INSTRUCTIONS TO FOLLOW :: In the answer, each line of the listing should appear again unchanged.

ENTRIES SUPPLIED ::
•••
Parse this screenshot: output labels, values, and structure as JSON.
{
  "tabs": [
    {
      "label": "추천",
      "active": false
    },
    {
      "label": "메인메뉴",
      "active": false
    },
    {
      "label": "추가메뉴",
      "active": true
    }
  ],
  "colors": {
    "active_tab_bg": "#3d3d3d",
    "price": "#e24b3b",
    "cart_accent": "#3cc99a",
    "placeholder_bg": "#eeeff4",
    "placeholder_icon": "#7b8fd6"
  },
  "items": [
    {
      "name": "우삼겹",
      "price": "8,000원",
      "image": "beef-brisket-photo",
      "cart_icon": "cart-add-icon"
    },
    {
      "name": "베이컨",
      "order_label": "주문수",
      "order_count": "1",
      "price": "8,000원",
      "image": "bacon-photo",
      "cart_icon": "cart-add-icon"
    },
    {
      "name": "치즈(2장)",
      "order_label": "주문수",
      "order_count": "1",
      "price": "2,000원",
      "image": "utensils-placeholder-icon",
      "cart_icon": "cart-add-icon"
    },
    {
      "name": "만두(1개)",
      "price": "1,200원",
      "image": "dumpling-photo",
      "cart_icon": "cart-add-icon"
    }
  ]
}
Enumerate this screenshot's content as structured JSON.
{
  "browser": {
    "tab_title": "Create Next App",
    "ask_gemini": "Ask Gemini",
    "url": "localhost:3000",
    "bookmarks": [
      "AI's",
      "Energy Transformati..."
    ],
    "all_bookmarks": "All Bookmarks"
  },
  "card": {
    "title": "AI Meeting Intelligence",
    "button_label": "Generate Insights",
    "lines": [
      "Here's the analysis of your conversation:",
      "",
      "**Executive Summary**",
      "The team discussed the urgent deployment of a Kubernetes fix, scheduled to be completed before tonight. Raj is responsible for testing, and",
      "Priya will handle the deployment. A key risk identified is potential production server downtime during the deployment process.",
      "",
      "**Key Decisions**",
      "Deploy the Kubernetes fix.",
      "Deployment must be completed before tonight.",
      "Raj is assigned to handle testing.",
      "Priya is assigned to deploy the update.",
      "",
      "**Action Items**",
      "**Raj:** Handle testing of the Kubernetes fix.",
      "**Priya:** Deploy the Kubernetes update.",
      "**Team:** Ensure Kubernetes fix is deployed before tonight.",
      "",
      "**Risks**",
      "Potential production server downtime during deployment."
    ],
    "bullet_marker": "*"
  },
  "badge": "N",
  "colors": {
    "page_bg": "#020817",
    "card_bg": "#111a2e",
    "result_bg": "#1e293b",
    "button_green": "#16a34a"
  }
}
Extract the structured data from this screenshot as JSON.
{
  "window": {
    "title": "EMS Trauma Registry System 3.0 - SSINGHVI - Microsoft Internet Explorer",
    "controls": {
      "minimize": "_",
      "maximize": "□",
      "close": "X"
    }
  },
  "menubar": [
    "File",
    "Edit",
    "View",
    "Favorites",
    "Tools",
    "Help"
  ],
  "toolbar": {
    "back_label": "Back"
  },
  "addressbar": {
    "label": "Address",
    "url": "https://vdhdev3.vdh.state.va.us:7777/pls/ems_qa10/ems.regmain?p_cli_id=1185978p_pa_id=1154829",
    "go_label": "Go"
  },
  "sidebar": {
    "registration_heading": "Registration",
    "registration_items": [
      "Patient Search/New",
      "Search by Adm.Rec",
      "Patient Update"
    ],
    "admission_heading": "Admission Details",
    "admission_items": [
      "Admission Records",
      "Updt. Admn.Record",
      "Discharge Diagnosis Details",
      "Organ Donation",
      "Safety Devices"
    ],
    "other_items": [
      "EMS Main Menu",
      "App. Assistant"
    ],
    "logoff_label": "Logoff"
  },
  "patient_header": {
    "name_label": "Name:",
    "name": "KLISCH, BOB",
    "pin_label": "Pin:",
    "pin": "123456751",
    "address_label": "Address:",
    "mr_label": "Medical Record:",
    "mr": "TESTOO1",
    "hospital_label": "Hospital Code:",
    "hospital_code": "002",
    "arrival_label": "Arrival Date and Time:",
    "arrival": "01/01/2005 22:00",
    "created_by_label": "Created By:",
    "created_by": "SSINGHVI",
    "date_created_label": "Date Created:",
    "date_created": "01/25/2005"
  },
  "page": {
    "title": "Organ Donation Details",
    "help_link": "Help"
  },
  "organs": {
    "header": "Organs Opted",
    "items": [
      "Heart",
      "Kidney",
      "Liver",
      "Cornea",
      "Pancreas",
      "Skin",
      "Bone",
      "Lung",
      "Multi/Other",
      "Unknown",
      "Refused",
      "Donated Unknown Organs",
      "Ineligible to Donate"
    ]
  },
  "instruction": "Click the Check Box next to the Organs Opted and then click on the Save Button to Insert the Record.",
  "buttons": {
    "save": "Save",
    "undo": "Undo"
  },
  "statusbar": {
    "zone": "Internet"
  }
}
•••
SOLUTION BELOW ::
Parse this screenshot: output labels, values, and structure as JSON.
{
  "tabs": [
    {
      "label": "추천",
      "active": false
    },
    {
      "label": "메인메뉴",
      "active": false
    },
    {
      "label": "추가메뉴",
      "active": true
    }
  ],
  "colors": {
    "active_tab_bg": "#3d3d3d",
    "price": "#e24b3b",
    "cart_accent": "#3cc99a",
    "placeholder_bg": "#eeeff4",
    "placeholder_icon": "#7b8fd6"
  },
  "items": [
    {
      "name": "우삼겹",
      "price": "8,000원",
      "image": "beef-brisket-photo",
      "cart_icon": "cart-add-icon"
    },
    {
      "name": "베이컨",
      "order_label": "주문수",
      "order_count": "1",
      "price": "8,000원",
      "image": "bacon-photo",
      "cart_icon": "cart-add-icon"
    },
    {
      "name": "치즈(2장)",
      "order_label": "주문수",
      "order_count": "1",
      "price": "2,000원",
      "image": "utensils-placeholder-icon",
      "cart_icon": "cart-add-icon"
    },
    {
      "name": "만두(1개)",
      "price": "1,200원",
      "image": "dumpling-photo",
      "cart_icon": "cart-add-icon"
    }
  ]
}
Enumerate this screenshot's content as structured JSON.
{
  "browser": {
    "tab_title": "Create Next App",
    "ask_gemini": "Ask Gemini",
    "url": "localhost:3000",
    "bookmarks": [
      "AI's",
      "Energy Transformati..."
    ],
    "all_bookmarks": "All Bookmarks"
  },
  "card": {
    "title": "AI Meeting Intelligence",
    "button_label": "Generate Insights",
    "lines": [
      "Here's the analysis of your conversation:",
      "",
      "**Executive Summary**",
      "The team discussed the urgent deployment of a Kubernetes fix, scheduled to be completed before tonight. Raj is responsible for testing, and",
      "Priya will handle the deployment. A key risk identified is potential production server downtime during the deployment process.",
      "",
      "**Key Decisions**",
      "Deploy the Kubernetes fix.",
      "Deployment must be completed before tonight.",
      "Raj is assigned to handle testing.",
      "Priya is assigned to deploy the update.",
      "",
      "**Action Items**",
      "**Raj:** Handle testing of the Kubernetes fix.",
      "**Priya:** Deploy the Kubernetes update.",
      "**Team:** Ensure Kubernetes fix is deployed before tonight.",
      "",
      "**Risks**",
      "Potential production server downtime during deployment."
    ],
    "bullet_marker": "*"
  },
  "badge": "N",
  "colors": {
    "page_bg": "#020817",
    "card_bg": "#111a2e",
    "result_bg": "#1e293b",
    "button_green": "#16a34a"
  }
}
Extract the structured data from this screenshot as JSON.
{
  "window": {
    "title": "EMS Trauma Registry System 3.0 - SSINGHVI - Microsoft Internet Explorer",
    "controls": {
      "minimize": "_",
      "maximize": "□",
      "close": "X"
    }
  },
  "menubar": [
    "File",
    "Edit",
    "View",
    "Favorites",
    "Tools",
    "Help"
  ],
  "toolbar": {
    "back_label": "Back"
  },
  "addressbar": {
    "label": "Address",
    "url": "https://vdhdev3.vdh.state.va.us:7777/pls/ems_qa10/ems.regmain?p_cli_id=1185978p_pa_id=1154829",
    "go_label": "Go"
  },
  "sidebar": {
    "registration_heading": "Registration",
    "registration_items": [
      "Patient Search/New",
      "Search by Adm.Rec",
      "Patient Update"
    ],
    "admission_heading": "Admission Details",
    "admission_items": [
      "Admission Records",
      "Updt. Admn.Record",
      "Discharge Diagnosis Details",
      "Organ Donation",
      "Safety Devices"
    ],
    "other_items": [
      "EMS Main Menu",
      "App. Assistant"
    ],
    "logoff_label": "Logoff"
  },
  "patient_header": {
    "name_label": "Name:",
    "name": "KLISCH, BOB",
    "pin_label": "Pin:",
    "pin": "123456751",
    "address_label": "Address:",
    "mr_label": "Medical Record:",
    "mr": "TESTOO1",
    "hospital_label": "Hospital Code:",
    "hospital_code": "002",
    "arrival_label": "Arrival Date and Time:",
    "arrival": "01/01/2005 22:00",
    "created_by_label": "Created By:",
    "created_by": "SSINGHVI",
    "date_created_label": "Date Created:",
    "date_created": "01/25/2005"
  },
  "page": {
    "title": "Organ Donation Details",
    "help_link": "Help"
  },
  "organs": {
    "header": "Organs Opted",
    "items": [
      "Heart",
      "Kidney",
      "Liver",
      "Cornea",
      "Pancreas",
      "Skin",
      "Bone",
      "Lung",
      "Multi/Other",
      "Unknown",
      "Refused",
      "Donated Unknown Organs",
      "Ineligible to Donate"
    ]
  },
  "instruction": "Click the Check Box next to the Organs Opted and then click on the Save Button to Insert the Record.",
  "buttons": {
    "save": "Save",
    "undo": "Undo"
  },
  "statusbar": {
    "zone": "Internet"
  }
}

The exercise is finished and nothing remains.